(Beginning of Recorded information)
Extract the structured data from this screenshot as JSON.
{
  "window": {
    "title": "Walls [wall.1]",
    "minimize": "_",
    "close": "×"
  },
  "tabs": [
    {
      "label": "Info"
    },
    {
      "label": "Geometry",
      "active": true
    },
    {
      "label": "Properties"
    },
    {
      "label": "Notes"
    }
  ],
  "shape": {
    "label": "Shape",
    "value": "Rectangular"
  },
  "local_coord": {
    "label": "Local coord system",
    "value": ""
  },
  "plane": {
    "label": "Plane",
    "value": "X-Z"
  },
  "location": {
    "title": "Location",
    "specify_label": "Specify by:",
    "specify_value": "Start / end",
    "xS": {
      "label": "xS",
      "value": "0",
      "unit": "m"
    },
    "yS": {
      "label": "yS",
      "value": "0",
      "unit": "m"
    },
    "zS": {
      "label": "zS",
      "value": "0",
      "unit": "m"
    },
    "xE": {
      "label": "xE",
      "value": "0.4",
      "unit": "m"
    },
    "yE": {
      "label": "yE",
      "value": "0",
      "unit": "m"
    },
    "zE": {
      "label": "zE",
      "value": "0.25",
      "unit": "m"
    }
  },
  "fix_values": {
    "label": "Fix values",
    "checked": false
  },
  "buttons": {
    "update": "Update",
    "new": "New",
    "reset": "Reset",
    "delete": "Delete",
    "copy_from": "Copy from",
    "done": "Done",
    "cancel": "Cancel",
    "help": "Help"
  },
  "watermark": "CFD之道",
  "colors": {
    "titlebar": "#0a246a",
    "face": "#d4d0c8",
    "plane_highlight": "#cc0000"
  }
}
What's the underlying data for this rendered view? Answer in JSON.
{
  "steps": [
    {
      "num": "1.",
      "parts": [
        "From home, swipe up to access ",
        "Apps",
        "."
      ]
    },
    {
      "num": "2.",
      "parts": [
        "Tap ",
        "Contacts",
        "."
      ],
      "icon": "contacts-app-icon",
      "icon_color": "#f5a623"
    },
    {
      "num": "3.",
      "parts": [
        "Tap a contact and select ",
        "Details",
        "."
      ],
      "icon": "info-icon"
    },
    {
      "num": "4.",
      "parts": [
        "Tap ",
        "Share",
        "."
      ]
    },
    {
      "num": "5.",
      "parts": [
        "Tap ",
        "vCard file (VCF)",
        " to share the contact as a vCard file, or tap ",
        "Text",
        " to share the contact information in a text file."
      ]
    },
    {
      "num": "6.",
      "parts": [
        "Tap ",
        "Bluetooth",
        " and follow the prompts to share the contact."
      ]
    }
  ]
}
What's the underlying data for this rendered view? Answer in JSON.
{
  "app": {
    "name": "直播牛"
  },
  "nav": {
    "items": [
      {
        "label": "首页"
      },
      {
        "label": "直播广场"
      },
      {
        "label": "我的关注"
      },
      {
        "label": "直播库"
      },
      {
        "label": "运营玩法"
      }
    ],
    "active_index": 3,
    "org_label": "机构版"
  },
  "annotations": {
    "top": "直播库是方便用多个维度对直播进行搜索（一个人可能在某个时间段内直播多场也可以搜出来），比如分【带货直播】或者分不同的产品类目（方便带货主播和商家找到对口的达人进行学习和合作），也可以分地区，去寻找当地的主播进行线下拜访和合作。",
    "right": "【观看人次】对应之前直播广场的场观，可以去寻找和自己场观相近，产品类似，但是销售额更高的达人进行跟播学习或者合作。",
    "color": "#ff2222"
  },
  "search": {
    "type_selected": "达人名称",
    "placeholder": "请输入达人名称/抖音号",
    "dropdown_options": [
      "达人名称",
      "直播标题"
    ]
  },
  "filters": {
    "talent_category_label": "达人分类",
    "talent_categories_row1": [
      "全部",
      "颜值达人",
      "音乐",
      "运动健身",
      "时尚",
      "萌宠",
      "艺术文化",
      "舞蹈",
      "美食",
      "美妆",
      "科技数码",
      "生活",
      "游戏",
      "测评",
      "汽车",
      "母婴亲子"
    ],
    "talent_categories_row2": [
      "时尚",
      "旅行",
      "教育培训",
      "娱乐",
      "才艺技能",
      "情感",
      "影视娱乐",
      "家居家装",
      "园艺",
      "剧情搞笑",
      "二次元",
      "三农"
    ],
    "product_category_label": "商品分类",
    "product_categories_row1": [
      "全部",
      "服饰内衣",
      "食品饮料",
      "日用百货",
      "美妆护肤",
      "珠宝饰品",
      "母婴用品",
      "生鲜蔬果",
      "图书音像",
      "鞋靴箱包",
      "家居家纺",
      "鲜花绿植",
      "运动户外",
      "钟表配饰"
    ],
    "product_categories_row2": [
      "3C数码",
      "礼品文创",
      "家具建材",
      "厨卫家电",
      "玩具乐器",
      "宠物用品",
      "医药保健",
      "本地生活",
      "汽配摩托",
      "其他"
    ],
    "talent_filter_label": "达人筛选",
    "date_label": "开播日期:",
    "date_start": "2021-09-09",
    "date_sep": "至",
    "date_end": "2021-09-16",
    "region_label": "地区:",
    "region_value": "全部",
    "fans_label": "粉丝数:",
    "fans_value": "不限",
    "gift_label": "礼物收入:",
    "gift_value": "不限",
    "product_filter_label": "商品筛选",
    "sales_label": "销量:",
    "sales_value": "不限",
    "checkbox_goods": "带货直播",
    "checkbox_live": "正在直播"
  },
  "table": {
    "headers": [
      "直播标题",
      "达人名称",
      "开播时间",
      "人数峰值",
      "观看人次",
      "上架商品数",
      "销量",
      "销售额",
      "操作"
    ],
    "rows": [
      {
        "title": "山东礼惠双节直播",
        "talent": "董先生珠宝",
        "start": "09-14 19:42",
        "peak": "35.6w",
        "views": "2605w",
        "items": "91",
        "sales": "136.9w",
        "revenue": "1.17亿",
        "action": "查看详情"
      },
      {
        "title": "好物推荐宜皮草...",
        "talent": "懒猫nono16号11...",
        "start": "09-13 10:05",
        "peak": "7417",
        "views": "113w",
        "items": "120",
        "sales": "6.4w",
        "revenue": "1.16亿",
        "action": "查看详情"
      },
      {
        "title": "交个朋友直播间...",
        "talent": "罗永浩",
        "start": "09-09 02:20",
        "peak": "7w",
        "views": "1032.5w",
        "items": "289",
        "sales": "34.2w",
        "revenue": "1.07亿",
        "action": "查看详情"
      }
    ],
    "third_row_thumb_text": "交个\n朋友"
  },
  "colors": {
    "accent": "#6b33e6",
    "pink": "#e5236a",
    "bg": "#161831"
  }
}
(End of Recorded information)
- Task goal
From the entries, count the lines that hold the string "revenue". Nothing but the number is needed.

- Answer box
3